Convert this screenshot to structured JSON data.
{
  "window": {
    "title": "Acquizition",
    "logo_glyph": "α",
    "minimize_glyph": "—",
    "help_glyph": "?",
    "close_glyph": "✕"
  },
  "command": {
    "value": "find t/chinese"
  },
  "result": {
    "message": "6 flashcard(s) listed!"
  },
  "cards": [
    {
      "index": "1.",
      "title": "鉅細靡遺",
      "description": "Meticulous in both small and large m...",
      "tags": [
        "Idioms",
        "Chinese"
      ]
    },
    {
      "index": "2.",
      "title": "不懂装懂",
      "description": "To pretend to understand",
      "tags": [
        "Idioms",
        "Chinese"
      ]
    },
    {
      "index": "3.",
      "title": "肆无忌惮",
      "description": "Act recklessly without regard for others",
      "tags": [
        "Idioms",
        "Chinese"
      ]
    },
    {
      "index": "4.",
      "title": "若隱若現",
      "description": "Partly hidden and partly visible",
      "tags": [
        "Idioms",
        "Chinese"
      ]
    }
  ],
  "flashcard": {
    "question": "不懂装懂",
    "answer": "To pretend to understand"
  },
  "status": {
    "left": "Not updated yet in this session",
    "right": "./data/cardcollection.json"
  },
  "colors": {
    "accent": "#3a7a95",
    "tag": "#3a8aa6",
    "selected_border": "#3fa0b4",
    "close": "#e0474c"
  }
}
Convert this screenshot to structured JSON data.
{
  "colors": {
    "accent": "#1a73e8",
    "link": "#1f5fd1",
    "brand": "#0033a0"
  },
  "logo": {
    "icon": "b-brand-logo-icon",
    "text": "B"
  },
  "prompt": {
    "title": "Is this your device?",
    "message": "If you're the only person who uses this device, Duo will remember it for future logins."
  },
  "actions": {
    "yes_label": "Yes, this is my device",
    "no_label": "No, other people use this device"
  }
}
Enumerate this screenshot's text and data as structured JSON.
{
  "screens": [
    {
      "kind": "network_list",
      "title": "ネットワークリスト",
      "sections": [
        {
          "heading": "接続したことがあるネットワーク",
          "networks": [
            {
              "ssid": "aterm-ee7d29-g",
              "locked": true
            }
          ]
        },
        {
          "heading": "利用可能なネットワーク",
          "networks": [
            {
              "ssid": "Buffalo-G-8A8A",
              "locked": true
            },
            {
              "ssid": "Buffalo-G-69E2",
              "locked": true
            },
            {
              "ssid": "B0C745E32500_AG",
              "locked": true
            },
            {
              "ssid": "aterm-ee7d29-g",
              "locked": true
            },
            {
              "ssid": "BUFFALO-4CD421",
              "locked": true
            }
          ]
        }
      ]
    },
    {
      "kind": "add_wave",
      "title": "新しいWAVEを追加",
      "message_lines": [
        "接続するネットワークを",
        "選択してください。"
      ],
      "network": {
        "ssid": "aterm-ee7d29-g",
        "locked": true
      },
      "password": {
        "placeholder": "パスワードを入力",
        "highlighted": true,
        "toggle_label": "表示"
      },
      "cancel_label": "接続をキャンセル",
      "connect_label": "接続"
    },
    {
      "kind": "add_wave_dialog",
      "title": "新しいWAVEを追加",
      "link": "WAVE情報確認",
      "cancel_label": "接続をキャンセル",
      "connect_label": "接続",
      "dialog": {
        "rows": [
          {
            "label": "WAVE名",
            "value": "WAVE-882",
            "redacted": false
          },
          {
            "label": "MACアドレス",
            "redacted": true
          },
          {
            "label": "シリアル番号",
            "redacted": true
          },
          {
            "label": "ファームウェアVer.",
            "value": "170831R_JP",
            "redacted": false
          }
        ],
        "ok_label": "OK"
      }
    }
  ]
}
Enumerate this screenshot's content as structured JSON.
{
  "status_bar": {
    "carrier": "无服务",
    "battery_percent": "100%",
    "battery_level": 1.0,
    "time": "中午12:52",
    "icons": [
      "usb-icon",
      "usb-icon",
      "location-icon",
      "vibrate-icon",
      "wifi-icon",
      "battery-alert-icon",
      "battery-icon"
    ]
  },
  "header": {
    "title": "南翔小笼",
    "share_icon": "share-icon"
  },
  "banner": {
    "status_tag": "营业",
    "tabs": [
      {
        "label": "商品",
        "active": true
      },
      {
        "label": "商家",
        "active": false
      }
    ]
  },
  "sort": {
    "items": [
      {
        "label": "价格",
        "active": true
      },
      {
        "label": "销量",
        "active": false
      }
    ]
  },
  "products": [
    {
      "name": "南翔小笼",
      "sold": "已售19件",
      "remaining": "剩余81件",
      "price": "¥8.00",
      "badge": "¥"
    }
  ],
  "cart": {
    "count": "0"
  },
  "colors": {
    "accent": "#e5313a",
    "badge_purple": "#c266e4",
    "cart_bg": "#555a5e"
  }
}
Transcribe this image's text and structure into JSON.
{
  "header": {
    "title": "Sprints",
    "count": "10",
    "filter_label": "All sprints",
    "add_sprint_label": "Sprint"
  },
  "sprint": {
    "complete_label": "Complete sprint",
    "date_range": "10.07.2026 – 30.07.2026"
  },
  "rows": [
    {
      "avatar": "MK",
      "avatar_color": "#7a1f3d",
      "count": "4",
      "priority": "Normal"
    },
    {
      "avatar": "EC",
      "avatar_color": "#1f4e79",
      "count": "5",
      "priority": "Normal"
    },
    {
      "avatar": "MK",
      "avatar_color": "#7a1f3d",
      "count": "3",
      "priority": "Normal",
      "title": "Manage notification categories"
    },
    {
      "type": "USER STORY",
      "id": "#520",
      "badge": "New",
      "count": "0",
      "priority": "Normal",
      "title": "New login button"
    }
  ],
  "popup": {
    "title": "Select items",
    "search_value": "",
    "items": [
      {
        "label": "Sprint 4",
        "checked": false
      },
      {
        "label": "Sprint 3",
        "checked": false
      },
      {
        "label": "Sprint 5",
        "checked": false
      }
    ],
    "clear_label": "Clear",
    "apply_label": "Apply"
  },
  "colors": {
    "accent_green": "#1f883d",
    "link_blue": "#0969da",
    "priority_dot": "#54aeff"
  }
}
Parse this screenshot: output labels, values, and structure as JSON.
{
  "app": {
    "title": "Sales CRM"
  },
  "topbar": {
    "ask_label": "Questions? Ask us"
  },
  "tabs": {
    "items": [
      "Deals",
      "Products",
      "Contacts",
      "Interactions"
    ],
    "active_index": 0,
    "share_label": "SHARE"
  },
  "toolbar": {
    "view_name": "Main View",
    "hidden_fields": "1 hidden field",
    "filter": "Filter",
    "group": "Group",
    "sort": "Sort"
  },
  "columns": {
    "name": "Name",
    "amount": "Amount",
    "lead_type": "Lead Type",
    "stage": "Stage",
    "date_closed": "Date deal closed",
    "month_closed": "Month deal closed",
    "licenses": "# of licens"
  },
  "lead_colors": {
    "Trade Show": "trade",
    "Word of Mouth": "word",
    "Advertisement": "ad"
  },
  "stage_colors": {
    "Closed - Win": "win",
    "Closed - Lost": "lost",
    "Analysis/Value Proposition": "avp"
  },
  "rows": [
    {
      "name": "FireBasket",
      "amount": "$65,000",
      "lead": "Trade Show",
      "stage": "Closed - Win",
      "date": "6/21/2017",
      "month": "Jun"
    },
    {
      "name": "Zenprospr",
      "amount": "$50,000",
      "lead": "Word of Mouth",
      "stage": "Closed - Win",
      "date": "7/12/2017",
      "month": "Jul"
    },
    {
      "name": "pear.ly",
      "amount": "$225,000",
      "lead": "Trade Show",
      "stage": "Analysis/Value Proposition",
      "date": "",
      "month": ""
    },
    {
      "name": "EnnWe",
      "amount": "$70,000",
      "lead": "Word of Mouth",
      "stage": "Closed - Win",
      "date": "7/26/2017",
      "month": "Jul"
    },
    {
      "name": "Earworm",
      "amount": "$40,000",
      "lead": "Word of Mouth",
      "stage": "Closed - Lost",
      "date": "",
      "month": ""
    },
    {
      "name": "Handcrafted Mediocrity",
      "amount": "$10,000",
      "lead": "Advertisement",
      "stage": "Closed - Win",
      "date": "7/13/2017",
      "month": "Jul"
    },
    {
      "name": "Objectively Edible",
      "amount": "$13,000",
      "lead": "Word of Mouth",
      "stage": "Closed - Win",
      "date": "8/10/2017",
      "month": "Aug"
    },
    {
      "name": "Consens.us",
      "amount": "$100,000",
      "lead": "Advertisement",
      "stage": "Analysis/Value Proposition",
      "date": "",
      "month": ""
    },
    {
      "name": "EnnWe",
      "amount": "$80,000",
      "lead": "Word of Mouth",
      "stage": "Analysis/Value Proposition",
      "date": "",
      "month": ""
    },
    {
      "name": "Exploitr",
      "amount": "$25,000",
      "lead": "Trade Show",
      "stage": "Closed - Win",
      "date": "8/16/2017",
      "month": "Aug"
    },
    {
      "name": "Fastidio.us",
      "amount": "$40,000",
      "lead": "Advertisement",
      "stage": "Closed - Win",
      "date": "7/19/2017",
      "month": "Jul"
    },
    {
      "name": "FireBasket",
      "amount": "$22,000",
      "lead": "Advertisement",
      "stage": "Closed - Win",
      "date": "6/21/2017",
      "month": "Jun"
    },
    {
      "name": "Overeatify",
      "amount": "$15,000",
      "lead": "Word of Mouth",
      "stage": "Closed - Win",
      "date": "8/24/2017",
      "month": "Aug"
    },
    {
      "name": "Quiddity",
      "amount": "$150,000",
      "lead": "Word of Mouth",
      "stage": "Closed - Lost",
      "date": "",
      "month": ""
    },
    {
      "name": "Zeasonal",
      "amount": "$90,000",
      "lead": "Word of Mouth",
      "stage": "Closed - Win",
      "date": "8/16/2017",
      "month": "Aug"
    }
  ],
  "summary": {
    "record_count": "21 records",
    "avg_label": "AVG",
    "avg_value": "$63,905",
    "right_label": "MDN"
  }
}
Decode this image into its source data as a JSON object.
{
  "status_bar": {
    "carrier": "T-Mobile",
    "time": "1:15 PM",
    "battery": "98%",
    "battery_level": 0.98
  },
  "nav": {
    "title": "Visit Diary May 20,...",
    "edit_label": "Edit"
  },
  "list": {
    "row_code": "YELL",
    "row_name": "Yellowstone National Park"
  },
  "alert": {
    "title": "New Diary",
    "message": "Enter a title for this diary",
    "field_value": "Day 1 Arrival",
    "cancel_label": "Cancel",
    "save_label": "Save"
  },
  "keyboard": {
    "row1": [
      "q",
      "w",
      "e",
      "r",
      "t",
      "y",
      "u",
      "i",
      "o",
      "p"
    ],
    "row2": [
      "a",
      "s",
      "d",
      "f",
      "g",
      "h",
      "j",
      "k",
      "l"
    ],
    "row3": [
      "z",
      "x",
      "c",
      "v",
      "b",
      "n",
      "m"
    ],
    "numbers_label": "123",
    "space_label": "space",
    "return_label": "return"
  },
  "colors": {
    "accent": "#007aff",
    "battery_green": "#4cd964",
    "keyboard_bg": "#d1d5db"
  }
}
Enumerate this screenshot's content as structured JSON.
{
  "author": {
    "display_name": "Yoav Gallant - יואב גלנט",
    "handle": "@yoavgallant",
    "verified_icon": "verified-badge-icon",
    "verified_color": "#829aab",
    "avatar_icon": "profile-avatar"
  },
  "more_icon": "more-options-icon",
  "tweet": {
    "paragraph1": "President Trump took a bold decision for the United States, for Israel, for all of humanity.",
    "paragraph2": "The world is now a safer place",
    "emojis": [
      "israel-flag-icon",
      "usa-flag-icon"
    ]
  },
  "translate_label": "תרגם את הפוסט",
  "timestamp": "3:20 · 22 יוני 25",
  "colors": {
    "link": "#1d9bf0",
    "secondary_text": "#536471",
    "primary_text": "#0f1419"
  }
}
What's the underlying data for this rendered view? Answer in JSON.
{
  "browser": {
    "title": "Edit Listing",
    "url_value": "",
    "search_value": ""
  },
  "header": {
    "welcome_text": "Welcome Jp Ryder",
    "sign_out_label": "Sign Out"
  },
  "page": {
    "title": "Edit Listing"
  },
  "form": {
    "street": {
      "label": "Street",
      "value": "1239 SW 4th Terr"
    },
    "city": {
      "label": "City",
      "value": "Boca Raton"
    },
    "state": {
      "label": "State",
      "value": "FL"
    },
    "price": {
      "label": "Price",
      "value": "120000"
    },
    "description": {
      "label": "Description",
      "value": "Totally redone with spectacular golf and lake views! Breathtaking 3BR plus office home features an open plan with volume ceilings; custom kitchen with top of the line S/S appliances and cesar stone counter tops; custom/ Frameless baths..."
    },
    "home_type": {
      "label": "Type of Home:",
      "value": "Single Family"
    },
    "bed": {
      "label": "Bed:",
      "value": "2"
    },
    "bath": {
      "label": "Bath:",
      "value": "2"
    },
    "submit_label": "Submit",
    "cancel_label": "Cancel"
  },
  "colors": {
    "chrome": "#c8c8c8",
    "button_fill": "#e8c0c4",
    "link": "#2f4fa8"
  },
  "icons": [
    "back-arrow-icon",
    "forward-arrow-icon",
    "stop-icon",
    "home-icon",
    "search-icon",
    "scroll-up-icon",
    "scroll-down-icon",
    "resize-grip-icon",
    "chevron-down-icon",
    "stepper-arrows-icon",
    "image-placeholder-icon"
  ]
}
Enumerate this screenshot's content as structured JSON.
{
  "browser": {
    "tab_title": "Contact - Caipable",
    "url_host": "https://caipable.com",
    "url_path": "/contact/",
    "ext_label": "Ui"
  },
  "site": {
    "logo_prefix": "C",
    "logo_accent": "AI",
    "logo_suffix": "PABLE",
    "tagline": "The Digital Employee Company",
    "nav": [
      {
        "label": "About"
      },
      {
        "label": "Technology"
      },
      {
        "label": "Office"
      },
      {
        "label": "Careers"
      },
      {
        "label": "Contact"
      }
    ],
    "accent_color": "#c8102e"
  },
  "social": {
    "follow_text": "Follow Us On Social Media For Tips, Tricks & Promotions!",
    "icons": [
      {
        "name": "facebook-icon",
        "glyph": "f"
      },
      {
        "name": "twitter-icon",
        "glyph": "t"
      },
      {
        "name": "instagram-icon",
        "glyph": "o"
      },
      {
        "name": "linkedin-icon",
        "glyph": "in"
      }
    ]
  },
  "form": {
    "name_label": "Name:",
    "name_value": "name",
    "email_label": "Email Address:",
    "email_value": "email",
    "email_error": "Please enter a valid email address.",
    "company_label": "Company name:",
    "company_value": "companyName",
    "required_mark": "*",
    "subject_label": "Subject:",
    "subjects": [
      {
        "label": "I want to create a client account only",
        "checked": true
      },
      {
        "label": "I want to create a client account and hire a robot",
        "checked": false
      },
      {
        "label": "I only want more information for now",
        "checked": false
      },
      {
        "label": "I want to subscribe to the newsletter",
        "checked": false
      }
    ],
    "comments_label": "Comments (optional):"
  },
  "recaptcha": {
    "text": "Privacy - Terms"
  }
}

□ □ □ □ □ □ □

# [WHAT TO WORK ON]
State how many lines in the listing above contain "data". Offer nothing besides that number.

# [THE COMPLETED TASK]
6